Even as the Mexican venture capital industry struggles for critical mass, some ambitious types are looking to encourage not only innovative but “disruptive” companies. One of those is Hugo Stevens, the general manager at Startup Factory, who spoke with Global Delivery Report Editor Robert L. Scheier about how the early stage VC fund mentors companies that look to make major changes in their industries.
Q: Tell me about the Startup Factory.
A: I and my partner — Manuel Landa, a serial entrepreneur and founder of the only Mexican company that has been listed in Nasdaq — work with very early stage companies that don’t have a fully formed business model. Our premise is that a lot of industries in Mexico, like pharmaceuticals, education financial services, and so on are ready to be disrupted.

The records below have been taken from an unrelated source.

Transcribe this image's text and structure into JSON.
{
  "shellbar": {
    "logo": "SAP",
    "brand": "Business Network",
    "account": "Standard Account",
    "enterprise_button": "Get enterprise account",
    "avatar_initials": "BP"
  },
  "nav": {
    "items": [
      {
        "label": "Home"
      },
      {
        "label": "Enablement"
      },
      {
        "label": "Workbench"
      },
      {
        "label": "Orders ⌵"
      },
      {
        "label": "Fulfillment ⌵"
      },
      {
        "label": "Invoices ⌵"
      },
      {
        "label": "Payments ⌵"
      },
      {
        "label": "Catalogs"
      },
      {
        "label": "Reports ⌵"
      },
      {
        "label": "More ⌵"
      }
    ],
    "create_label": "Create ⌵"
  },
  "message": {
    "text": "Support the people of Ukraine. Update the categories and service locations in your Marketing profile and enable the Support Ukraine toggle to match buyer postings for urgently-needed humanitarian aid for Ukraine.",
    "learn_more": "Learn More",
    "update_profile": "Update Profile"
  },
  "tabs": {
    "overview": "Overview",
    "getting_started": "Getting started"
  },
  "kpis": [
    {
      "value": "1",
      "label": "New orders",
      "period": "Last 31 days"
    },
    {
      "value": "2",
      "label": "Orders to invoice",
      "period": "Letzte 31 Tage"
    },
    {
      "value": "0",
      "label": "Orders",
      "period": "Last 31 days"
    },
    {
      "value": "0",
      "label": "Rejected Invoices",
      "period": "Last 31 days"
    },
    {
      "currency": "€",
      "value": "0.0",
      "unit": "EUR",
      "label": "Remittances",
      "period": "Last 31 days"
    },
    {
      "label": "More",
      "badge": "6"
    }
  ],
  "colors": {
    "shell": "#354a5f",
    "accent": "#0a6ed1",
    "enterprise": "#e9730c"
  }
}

We work with the founders, and advisors, and mentors, to understand where the opportunities are in a particular industry to use technology to change the business models. We also provide contacts with people currently in those industries to help understand the current state and the opportunities.
Q: For example?
A: Take financial services. What if we were to create that industry today, knowing everything we know about how it works and what technology is available. How could that technology be used to change how a product is made, or advertised or distributed?
Another is local newspapers, which have a problem with their distribution model that relies on printing and needing a staff to generate the content. Today, we wouldn’t use physical distribution, but mobile phones, and have a lot of the editing done through a social application. And the advertising would be very different, really dynamic, and based on a person’s location.
Another factor that’s very important is I have met some people from Argentina, Brazil, and other markets, including some in Asia. The interesting things is that they face a lot of the same challenges we have here, which means that once we figure out how to do one of these businesses in a way that works here, if could work in other emerging economies as well.
Q: How many firms are you working with?
A: Nine companies currently, with the next batch in July. Some are gaining users as we speak; some of them are in the initial stages of testing and release for a wider audience. They include companies doing mobile personalized advertising, a chain of stores that display goods for online purchase but which carry no inventory, a virtual professional services firm with national coverage, an online cloud services aggregator, and a digital medicine distributor.
Q: And how much investment money do you have under management?
A: We are in the process of raising around $4-$5M USD. We thought we would need about $5-$6 million for the next few years, but found we didn’t really need that much. With Amazon Web Services you don’t have to worry about buying servers and infrastructure and so on. There’s a lot of open source software and services. The cost of starting a company is really, really low, within Mexico.
Q: What’s the status of the venture capital community in Mexico?
A: It’s moving really really quickly. Two years ago we were the only crazy weirdoes, putting up money even for small firms. Over the last year, over the last six months, things have evolved really, really, really quickly. On the one hand, we’re seeing some of the leading players, which are VC funds, which didn’t do a lot of early stage investing, getting really interested in such investments. Also, a lot of new players are being formed, to support those companies at the early stages.
Q: Why is this changing?
A: Now, we’re seeing we no longer have to ask for somebody else’s permission to try something new. Before, we would have to go and try to speak to one of the big companies, and see if they wanted to do something with a startup, or approach some investor, who would probably demand a large stake in the company. Now, the rules have changed and we don’t have to wait for somebody’s permission. All those factors mean we can try anything.